The International Committee of the Red Cross, or ICRC, has digitized and placed online World War I POW Records. Eight million soldiers and 2 million civilians were captured and sent to POW camps during WWI. About 80% of these records are online and the database is searchable for free. The other 20% should be online by the end of the year.
The ICRC is over a 150 years old. It was started in 1863, and is based in Geneva, Switzerland. According to their website, “They work worldwide to provide humanitarian help for people affected by conflict and armed violence and to promote the laws that protect victims of war.” They are a neutral and independent organization.
If you know your relative (or friend) was a POW in WWI, you can search and find an index card with their name, service number, birthdate, and a reference number to the list containing their name. You might have to do a little searching after the cards come up. I noticed they are not in exact alphabetical order.
Once you find your person, hover over the card and a message will pop up, “More information about this person.” Click to go to the next page where you need to enter the reference number. It then takes you to the actual record. Some POW’s have more than one record. I got a real eerie feeling when I viewed my first card and record. It’s like a window back in time.
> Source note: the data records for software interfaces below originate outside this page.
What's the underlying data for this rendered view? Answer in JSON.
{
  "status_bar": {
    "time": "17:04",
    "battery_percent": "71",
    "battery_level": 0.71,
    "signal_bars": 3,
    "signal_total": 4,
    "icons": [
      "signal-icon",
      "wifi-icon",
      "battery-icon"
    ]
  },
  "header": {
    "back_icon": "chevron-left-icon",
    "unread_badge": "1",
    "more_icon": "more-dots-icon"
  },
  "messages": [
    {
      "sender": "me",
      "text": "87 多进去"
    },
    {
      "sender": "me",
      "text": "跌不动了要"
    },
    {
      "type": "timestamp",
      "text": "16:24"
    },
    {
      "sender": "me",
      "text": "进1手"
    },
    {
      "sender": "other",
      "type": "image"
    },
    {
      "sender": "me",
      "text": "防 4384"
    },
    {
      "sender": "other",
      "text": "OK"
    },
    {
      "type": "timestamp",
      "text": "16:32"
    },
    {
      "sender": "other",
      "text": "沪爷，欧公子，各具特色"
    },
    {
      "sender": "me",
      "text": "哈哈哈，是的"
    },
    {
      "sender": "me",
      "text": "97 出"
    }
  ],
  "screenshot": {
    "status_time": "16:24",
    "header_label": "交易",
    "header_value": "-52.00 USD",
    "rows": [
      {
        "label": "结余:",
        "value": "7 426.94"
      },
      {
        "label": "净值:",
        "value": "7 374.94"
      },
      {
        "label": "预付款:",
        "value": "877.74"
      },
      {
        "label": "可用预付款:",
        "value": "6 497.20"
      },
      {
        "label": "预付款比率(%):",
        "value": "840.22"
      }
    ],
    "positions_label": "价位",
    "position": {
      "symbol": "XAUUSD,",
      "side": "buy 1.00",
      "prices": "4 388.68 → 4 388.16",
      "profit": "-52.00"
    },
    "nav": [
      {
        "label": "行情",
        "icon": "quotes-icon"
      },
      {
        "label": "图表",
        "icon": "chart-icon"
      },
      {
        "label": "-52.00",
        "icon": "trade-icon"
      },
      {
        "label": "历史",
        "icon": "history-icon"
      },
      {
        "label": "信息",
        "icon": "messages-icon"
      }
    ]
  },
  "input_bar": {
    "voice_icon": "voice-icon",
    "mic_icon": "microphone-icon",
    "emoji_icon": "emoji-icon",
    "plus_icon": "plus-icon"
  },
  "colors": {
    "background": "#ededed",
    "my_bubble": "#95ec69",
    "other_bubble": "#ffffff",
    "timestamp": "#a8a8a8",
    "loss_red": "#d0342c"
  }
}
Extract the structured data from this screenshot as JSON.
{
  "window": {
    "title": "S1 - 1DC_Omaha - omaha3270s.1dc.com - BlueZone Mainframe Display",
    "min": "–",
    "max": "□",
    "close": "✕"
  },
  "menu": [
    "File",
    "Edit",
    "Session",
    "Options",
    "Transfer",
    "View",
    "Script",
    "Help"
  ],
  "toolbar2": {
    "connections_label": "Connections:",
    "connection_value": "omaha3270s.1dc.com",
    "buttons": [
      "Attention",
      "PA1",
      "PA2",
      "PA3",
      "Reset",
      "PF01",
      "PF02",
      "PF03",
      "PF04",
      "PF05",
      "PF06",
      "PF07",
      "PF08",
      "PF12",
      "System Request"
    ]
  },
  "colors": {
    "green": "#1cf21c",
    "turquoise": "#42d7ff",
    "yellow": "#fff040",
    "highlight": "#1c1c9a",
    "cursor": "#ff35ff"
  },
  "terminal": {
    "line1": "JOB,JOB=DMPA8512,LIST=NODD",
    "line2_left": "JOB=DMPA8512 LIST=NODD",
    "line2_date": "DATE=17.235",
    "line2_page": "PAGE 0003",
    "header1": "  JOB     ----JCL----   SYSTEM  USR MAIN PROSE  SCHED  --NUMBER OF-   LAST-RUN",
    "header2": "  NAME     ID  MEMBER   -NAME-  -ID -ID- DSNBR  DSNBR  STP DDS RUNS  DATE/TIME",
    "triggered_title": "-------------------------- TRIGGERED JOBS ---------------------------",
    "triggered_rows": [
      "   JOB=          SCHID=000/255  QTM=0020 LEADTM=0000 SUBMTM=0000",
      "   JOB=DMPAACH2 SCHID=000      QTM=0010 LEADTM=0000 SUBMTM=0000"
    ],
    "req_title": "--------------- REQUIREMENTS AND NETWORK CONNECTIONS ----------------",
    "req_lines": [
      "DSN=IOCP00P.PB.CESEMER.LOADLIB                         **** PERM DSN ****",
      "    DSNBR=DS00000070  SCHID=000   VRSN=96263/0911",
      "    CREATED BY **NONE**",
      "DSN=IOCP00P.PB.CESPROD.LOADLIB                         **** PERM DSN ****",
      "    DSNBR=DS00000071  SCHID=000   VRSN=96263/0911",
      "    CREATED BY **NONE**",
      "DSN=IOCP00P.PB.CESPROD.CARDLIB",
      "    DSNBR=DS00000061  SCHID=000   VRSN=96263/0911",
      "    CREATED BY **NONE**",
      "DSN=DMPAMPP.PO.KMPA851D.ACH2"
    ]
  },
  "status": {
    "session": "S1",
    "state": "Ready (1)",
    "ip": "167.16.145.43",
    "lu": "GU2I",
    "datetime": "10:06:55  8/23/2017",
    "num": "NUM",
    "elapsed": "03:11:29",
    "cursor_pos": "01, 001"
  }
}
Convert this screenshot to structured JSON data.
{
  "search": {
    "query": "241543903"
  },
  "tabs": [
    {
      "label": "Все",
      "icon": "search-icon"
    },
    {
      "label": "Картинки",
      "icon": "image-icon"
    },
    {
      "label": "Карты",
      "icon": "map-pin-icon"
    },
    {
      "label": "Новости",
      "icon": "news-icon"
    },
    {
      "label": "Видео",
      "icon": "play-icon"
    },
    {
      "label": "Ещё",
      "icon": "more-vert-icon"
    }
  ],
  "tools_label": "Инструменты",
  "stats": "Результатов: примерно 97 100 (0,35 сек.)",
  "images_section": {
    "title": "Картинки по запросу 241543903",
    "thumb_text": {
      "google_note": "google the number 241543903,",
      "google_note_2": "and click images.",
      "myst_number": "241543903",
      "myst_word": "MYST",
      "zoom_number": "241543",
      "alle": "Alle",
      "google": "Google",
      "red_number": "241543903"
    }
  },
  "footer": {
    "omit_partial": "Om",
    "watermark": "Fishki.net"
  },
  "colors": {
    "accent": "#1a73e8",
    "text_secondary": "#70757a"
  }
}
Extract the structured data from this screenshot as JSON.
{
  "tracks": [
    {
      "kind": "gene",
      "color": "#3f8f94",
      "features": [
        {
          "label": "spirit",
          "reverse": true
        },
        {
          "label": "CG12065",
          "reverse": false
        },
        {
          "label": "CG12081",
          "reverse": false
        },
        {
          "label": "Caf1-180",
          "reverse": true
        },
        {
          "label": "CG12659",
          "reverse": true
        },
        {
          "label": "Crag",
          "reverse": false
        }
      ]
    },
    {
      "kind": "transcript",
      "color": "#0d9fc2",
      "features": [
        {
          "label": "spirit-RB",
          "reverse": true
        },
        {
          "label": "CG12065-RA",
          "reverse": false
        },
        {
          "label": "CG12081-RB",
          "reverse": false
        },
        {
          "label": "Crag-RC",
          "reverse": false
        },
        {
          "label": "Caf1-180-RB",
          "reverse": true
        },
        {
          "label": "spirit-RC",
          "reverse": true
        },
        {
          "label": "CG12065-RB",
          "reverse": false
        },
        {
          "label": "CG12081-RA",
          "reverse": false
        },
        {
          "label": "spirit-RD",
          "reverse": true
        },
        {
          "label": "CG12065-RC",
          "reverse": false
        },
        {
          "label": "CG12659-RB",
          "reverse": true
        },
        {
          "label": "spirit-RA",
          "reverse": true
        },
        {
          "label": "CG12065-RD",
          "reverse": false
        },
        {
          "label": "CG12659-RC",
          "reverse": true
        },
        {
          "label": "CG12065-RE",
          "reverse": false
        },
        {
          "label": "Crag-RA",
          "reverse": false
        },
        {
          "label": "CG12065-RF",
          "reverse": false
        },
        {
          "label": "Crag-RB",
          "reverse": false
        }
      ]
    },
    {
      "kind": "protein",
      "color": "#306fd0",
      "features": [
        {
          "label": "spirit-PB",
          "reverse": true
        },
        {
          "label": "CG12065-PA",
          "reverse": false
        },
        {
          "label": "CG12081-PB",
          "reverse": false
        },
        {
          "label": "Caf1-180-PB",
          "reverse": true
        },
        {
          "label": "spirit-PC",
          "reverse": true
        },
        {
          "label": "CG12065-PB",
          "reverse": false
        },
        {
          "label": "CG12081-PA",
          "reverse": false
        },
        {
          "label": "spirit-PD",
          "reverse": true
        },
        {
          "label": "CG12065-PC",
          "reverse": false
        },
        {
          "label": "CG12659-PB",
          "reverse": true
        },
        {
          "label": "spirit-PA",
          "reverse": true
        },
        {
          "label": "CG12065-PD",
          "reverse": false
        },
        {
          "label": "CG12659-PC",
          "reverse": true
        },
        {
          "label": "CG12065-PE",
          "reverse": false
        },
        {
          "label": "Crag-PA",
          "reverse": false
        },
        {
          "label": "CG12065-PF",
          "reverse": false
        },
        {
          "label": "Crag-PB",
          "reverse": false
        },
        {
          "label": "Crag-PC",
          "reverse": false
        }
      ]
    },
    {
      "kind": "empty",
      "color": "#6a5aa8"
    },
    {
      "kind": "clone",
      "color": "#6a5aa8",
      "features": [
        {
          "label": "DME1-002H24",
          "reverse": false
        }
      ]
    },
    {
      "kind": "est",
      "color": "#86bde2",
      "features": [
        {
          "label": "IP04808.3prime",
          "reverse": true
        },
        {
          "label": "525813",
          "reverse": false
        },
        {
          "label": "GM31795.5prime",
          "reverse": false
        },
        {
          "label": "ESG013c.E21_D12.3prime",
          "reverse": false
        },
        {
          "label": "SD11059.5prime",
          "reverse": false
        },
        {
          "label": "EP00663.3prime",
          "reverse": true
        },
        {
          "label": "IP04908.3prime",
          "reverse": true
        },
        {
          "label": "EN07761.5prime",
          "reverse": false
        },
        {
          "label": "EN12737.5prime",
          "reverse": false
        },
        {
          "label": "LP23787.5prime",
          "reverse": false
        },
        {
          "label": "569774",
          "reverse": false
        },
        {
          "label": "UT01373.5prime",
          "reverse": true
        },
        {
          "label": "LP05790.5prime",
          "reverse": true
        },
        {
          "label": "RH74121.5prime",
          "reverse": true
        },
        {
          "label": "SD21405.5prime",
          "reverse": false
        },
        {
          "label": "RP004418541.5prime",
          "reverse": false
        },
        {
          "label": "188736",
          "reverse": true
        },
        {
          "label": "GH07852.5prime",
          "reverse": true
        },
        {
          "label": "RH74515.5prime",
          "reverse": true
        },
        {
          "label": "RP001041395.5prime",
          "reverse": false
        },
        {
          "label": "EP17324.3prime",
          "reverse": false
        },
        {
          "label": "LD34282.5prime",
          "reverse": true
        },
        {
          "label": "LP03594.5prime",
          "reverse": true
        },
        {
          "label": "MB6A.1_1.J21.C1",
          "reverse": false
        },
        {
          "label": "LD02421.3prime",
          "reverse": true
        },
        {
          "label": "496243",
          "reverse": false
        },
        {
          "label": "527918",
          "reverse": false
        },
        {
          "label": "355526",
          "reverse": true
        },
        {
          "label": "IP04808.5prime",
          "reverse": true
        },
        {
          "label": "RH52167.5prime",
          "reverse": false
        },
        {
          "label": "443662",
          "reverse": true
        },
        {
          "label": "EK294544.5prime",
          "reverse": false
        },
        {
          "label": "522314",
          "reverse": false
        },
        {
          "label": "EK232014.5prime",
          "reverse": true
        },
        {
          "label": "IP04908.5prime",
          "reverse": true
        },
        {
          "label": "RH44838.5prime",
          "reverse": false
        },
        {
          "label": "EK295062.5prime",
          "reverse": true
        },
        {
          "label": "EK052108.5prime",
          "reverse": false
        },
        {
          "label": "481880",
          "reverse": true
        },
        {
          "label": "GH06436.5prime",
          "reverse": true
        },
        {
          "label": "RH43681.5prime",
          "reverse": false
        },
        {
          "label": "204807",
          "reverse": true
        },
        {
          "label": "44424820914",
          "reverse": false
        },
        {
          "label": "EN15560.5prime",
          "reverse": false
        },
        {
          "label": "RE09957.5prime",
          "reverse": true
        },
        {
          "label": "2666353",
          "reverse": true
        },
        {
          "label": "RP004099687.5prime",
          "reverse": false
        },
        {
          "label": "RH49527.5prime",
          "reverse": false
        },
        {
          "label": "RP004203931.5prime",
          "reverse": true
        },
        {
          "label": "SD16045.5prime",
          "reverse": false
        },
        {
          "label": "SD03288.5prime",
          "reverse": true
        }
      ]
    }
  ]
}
You can zoom in and out, print it, save it, send to friends or post on social medial. It even asks if you need translation. If you get stuck, or can’t figure out something, there’s lot of help on the website.
There’s three other sections called, “Postcards,” “Camp Reports,” (nice interactive map there) and “Accounts,” where you can learn more about the prisoner-of-war and internment camps through ICRC historical records
If you like history, or want to know more about World War I, then this is the place for you. Lots of things to explore.
It’s great these soldiers and civilians are getting recognition. They deserve our respect and admiration for their courageous duty during a very difficult time in history. If one of your ancestors is in this database, stand proud. The world would be a very different place had they not fought for their countries.